> **About this exercise**
The answer must consist of every line in the data that contains "rest".

> **Data extract**
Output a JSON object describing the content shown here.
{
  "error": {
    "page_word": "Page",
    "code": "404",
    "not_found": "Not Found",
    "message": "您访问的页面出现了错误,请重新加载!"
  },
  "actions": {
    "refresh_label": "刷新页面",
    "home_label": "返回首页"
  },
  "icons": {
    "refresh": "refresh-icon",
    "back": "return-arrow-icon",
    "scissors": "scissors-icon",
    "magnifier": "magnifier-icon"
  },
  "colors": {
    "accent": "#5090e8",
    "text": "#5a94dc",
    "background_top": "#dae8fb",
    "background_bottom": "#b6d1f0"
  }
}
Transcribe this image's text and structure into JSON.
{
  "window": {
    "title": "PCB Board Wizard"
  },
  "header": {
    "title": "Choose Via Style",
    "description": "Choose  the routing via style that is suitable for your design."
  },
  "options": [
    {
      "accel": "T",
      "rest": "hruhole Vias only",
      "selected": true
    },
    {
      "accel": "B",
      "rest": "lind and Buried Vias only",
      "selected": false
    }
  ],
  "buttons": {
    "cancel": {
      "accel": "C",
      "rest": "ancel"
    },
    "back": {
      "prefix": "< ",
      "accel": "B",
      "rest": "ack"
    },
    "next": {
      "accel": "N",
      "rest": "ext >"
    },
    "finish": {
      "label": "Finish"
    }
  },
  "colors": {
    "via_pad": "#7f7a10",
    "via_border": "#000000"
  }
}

> **Problem solution**
      "rest": "hruhole Vias only",
      "rest": "lind and Buried Vias only",
      "rest": "ancel"
      "rest": "ack"
      "rest": "ext >"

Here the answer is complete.